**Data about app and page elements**

=== Begin Enclosure ===

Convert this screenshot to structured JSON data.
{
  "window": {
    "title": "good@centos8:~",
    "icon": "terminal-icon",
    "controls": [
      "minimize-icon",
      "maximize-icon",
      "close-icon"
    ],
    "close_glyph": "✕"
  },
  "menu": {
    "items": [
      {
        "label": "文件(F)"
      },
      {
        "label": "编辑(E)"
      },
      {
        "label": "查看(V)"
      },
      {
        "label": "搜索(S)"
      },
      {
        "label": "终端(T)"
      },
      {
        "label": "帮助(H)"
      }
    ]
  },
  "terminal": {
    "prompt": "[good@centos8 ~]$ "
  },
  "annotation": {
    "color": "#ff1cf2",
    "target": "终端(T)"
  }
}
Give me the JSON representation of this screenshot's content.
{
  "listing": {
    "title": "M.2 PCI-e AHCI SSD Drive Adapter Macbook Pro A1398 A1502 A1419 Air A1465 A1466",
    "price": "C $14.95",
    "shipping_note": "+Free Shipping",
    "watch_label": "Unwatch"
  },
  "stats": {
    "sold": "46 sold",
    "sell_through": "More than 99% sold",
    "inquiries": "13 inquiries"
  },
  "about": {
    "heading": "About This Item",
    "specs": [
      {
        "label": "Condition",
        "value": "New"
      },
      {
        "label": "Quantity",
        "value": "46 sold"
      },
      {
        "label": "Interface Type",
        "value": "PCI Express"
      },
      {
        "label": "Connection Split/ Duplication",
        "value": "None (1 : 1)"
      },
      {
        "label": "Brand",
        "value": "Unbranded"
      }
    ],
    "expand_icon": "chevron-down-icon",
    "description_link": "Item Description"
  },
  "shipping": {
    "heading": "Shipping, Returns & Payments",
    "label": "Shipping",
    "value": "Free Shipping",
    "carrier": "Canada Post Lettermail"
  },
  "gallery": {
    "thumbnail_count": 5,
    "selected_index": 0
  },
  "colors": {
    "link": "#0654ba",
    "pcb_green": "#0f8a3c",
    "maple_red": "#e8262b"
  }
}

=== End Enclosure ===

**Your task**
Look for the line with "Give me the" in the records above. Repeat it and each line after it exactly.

**Answer box**
Give me the JSON representation of this screenshot's content.
{
  "listing": {
    "title": "M.2 PCI-e AHCI SSD Drive Adapter Macbook Pro A1398 A1502 A1419 Air A1465 A1466",
    "price": "C $14.95",
    "shipping_note": "+Free Shipping",
    "watch_label": "Unwatch"
  },
  "stats": {
    "sold": "46 sold",
    "sell_through": "More than 99% sold",
    "inquiries": "13 inquiries"
  },
  "about": {
    "heading": "About This Item",
    "specs": [
      {
        "label": "Condition",
        "value": "New"
      },
      {
        "label": "Quantity",
        "value": "46 sold"
      },
      {
        "label": "Interface Type",
        "value": "PCI Express"
      },
      {
        "label": "Connection Split/ Duplication",
        "value": "None (1 : 1)"
      },
      {
        "label": "Brand",
        "value": "Unbranded"
      }
    ],
    "expand_icon": "chevron-down-icon",
    "description_link": "Item Description"
  },
  "shipping": {
    "heading": "Shipping, Returns & Payments",
    "label": "Shipping",
    "value": "Free Shipping",
    "carrier": "Canada Post Lettermail"
  },
  "gallery": {
    "thumbnail_count": 5,
    "selected_index": 0
  },
  "colors": {
    "link": "#0654ba",
    "pcb_green": "#0f8a3c",
    "maple_red": "#e8262b"
  }
}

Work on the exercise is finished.